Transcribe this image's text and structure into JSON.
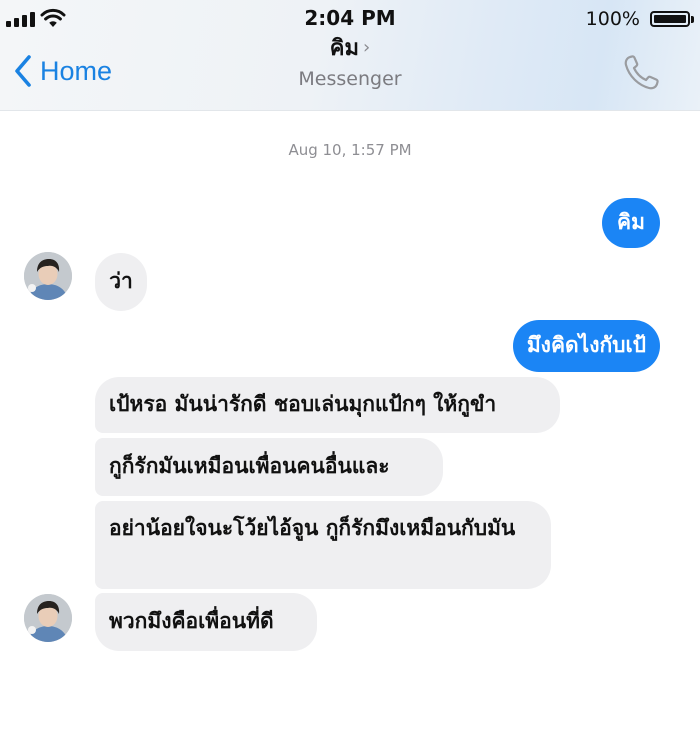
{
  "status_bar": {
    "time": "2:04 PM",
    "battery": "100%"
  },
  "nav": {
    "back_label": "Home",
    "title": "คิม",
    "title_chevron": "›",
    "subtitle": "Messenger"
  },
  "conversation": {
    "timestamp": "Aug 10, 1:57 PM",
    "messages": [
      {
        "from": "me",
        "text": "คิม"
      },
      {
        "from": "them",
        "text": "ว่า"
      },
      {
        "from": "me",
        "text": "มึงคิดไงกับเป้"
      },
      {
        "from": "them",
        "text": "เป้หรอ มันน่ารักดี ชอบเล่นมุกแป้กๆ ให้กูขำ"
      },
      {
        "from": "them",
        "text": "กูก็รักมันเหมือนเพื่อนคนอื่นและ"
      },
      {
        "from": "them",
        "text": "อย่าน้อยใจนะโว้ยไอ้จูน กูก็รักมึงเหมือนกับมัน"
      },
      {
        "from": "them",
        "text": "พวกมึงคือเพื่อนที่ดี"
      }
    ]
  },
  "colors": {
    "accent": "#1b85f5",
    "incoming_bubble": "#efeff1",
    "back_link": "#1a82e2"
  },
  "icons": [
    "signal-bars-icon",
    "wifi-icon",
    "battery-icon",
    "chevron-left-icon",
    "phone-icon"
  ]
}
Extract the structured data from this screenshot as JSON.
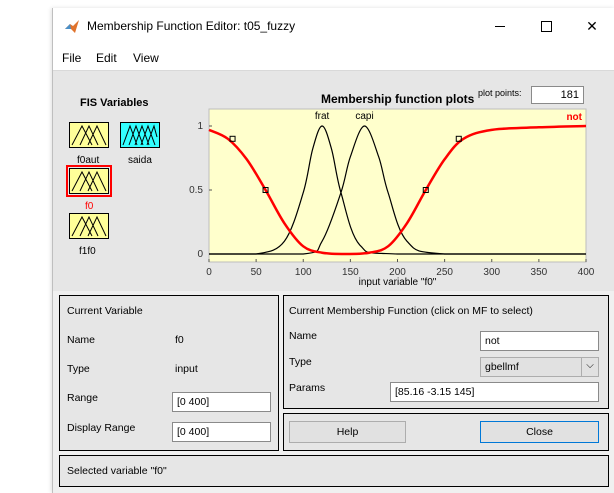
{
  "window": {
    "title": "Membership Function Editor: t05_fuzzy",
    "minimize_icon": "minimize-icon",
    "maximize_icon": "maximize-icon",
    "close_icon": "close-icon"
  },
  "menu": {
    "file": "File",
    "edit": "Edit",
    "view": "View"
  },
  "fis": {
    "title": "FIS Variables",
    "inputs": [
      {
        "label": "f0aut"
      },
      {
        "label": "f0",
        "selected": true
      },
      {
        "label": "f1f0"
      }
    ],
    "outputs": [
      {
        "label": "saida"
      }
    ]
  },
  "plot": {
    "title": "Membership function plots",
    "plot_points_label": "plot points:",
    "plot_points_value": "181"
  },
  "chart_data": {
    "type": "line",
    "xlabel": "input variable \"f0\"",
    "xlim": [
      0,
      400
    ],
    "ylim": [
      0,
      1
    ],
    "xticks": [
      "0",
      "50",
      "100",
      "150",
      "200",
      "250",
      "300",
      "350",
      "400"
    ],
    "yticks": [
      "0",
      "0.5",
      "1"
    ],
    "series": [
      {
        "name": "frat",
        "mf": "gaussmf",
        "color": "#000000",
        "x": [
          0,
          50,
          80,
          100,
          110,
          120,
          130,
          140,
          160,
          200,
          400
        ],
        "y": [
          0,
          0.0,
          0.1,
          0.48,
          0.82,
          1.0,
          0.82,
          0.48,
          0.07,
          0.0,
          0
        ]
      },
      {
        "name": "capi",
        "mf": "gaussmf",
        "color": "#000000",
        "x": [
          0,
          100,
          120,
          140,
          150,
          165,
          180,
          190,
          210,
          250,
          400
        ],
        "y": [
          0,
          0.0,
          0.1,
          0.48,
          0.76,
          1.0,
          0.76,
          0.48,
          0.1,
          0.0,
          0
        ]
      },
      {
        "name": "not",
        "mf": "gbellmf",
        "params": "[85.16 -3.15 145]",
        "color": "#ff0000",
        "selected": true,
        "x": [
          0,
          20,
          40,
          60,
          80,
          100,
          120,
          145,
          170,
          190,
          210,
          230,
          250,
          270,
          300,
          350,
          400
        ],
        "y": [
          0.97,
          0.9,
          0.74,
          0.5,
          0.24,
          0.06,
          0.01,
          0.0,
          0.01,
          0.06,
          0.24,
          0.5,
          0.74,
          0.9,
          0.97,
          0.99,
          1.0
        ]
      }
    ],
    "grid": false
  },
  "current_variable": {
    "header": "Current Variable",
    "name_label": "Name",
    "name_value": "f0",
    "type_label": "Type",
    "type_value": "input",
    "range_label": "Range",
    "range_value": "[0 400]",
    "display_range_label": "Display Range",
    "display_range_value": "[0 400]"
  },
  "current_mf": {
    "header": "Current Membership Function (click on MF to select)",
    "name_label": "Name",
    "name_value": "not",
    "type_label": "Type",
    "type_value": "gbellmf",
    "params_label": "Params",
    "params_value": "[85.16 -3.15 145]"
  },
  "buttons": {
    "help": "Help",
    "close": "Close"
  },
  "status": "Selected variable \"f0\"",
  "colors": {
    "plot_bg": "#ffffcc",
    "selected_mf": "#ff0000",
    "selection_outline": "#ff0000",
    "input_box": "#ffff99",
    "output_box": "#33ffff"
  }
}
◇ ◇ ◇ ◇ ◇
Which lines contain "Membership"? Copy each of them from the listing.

#### [Exercise response]
    "title": "Membership Function Editor: t05_fuzzy",
    "title": "Membership function plots",
    "header": "Current Membership Function (click on MF to select)",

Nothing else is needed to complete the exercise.